## WORK INSTRUCTION
What appears in the data must be reproduced exactly.

(Dataset rows for apps and sites)
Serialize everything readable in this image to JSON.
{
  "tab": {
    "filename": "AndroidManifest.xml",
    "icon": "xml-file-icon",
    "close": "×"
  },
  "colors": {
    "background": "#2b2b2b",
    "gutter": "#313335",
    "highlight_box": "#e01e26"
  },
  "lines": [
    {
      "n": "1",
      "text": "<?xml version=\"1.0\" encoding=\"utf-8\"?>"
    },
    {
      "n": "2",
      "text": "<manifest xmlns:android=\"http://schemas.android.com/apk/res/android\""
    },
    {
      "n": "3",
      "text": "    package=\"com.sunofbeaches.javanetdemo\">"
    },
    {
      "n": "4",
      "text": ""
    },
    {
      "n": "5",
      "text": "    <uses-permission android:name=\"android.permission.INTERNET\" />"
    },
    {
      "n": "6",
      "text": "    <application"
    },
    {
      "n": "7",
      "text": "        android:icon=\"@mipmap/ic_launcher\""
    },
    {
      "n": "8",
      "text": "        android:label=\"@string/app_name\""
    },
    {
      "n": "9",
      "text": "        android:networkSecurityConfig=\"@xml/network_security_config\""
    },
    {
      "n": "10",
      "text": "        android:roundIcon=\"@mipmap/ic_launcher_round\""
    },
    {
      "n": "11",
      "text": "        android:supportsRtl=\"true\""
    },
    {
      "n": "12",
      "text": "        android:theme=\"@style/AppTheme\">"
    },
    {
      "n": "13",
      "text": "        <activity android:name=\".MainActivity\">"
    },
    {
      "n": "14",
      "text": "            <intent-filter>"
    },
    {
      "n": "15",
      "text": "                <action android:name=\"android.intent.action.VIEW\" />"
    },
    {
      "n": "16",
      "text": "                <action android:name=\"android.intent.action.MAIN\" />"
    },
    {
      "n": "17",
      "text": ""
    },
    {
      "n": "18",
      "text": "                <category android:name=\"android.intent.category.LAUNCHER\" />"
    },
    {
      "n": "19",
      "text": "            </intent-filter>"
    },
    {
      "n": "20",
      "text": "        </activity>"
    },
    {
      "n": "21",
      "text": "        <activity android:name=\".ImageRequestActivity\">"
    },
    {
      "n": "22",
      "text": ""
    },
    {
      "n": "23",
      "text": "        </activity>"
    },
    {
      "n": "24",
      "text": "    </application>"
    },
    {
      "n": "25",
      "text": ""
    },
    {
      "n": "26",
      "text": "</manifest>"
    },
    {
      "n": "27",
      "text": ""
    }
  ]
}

## ANSWER AREA
Serialize everything readable in this image to JSON.
{
  "tab": {
    "filename": "AndroidManifest.xml",
    "icon": "xml-file-icon",
    "close": "×"
  },
  "colors": {
    "background": "#2b2b2b",
    "gutter": "#313335",
    "highlight_box": "#e01e26"
  },
  "lines": [
    {
      "n": "1",
      "text": "<?xml version=\"1.0\" encoding=\"utf-8\"?>"
    },
    {
      "n": "2",
      "text": "<manifest xmlns:android=\"http://schemas.android.com/apk/res/android\""
    },
    {
      "n": "3",
      "text": "    package=\"com.sunofbeaches.javanetdemo\">"
    },
    {
      "n": "4",
      "text": ""
    },
    {
      "n": "5",
      "text": "    <uses-permission android:name=\"android.permission.INTERNET\" />"
    },
    {
      "n": "6",
      "text": "    <application"
    },
    {
      "n": "7",
      "text": "        android:icon=\"@mipmap/ic_launcher\""
    },
    {
      "n": "8",
      "text": "        android:label=\"@string/app_name\""
    },
    {
      "n": "9",
      "text": "        android:networkSecurityConfig=\"@xml/network_security_config\""
    },
    {
      "n": "10",
      "text": "        android:roundIcon=\"@mipmap/ic_launcher_round\""
    },
    {
      "n": "11",
      "text": "        android:supportsRtl=\"true\""
    },
    {
      "n": "12",
      "text": "        android:theme=\"@style/AppTheme\">"
    },
    {
      "n": "13",
      "text": "        <activity android:name=\".MainActivity\">"
    },
    {
      "n": "14",
      "text": "            <intent-filter>"
    },
    {
      "n": "15",
      "text": "                <action android:name=\"android.intent.action.VIEW\" />"
    },
    {
      "n": "16",
      "text": "                <action android:name=\"android.intent.action.MAIN\" />"
    },
    {
      "n": "17",
      "text": ""
    },
    {
      "n": "18",
      "text": "                <category android:name=\"android.intent.category.LAUNCHER\" />"
    },
    {
      "n": "19",
      "text": "            </intent-filter>"
    },
    {
      "n": "20",
      "text": "        </activity>"
    },
    {
      "n": "21",
      "text": "        <activity android:name=\".ImageRequestActivity\">"
    },
    {
      "n": "22",
      "text": ""
    },
    {
      "n": "23",
      "text": "        </activity>"
    },
    {
      "n": "24",
      "text": "    </application>"
    },
    {
      "n": "25",
      "text": ""
    },
    {
      "n": "26",
      "text": "</manifest>"
    },
    {
      "n": "27",
      "text": ""
    }
  ]
}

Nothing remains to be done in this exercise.